Peter Singer and Jim Masonís new book
The Way We Eat: Why Our Food Choices Matter

Link: Excerpt from The Way We Eat

When you sit down to a meal or go grocery shopping, how often do you think about the source of that food you are about to consume or purchase? Was it grown without pesticides or herbicides? Were the farm workers paid a living wage? Was the animal raised humanely? In fact, until recently we have not thought about what we eat as a matter of ethics at all, but more and more people are regarding their food choices as a form of political action.

To illustrate the issues raised by what we choose to eat, Singer, a leading ethicist and one of Time Magazineís 100 Most Influential People in 2005, along with Mason, profile three American families whose food choices exemplify a range of ethical standards when it comes to food consumption. At once a call-to-action and an effort to educate the average American consumer about the impact our food choices have on all living things, The Way We Eat is essential literature to our understanding of the ethics of eating. Below you will find some more information.

Published by Rodale
May 2006; $25.95US/$34.95CAN; 1-57954-889-X

Convenience, price, and packaging have become the driving forces behind the American diet. But what is the true cost of our day-to-day food choices?

To answer this timely and important question, coauthors Peter Singer, our most probing ethicist, and Jim Mason, an environmentally conscious writer and attorney, undertake a modern-day odyssey both shocking and illuminating. Beginning their adventure at the dinner tables of three typical families with differing tastes and grocery-shopping habits, they set out to trace the origins of the foods we eat.

Singer and Mason pursue the story with the kind of investigative and intellectual tenacity behind such landmark titles as Silent Spring and Fast Food Nation, hauling in pots from the Chesapeake Bay with a commercial crabber and dumpster diving with an urban band of "freegans." Along the way they check the validity of such labels as "Animal Care Certified," "Certified Humane," "organic," and "Fair Trade." They expose the working conditions in Southern food-processing plants as well as in other countries. They weigh the pros and cons of buying local, the complex dynamics of sustainability, the controversy over genetically modified organisms, the ethics of obesity, and the health implications of raising children vegan.
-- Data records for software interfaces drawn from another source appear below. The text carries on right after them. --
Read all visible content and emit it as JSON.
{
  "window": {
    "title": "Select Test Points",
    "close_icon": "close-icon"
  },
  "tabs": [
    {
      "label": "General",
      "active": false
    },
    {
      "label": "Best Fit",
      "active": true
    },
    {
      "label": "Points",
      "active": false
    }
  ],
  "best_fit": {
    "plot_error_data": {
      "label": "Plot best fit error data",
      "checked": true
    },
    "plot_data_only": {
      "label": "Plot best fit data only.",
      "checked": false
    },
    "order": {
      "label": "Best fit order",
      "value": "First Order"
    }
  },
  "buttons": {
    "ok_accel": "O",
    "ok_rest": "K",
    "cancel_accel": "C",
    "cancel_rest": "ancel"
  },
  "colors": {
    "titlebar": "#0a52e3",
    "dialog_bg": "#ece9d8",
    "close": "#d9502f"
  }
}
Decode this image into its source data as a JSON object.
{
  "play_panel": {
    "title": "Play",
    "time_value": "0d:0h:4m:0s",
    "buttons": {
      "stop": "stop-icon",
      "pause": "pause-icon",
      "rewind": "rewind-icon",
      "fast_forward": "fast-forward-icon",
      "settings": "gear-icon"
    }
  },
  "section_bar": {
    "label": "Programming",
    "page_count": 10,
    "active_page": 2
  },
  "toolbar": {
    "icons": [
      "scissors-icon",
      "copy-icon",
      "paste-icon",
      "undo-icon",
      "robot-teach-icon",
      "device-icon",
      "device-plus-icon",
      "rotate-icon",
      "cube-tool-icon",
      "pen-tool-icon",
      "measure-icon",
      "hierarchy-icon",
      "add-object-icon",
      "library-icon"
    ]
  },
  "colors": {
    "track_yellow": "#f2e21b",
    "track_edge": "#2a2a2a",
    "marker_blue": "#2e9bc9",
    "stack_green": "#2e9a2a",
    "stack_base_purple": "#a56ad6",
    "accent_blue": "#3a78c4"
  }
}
The Way We Eat concludes with five simple principles that consumers can use to make better food choices. Should we eat meat? If so, what kinds of meat are most humane to eat? What kinds of produce and dairy products? Wild fish, or farmed? Veal -- ever? Recognizing that not all of us will become vegetarians, Singer and Mason offer powerful reasons for eating more conscientiously.

Peter Singer is a professor of bioethics at Princeton University's Center for Human Values. He first became well knows internationally after the publication of Animal Liberation in 1975. In 2005, Time magazine named him one of the world's 100 most influential people.

Jim Mason is the coauthor of Animal Factories (with Peter Singer) and the author of An Unnatural Order: Why We Are Destroying the Planet and Each Other, which John Robbins, author of the best-selling Diet for a New America, calls "a wonderful and important book." He is also attorney and the fifth generation of a Missouri farming family.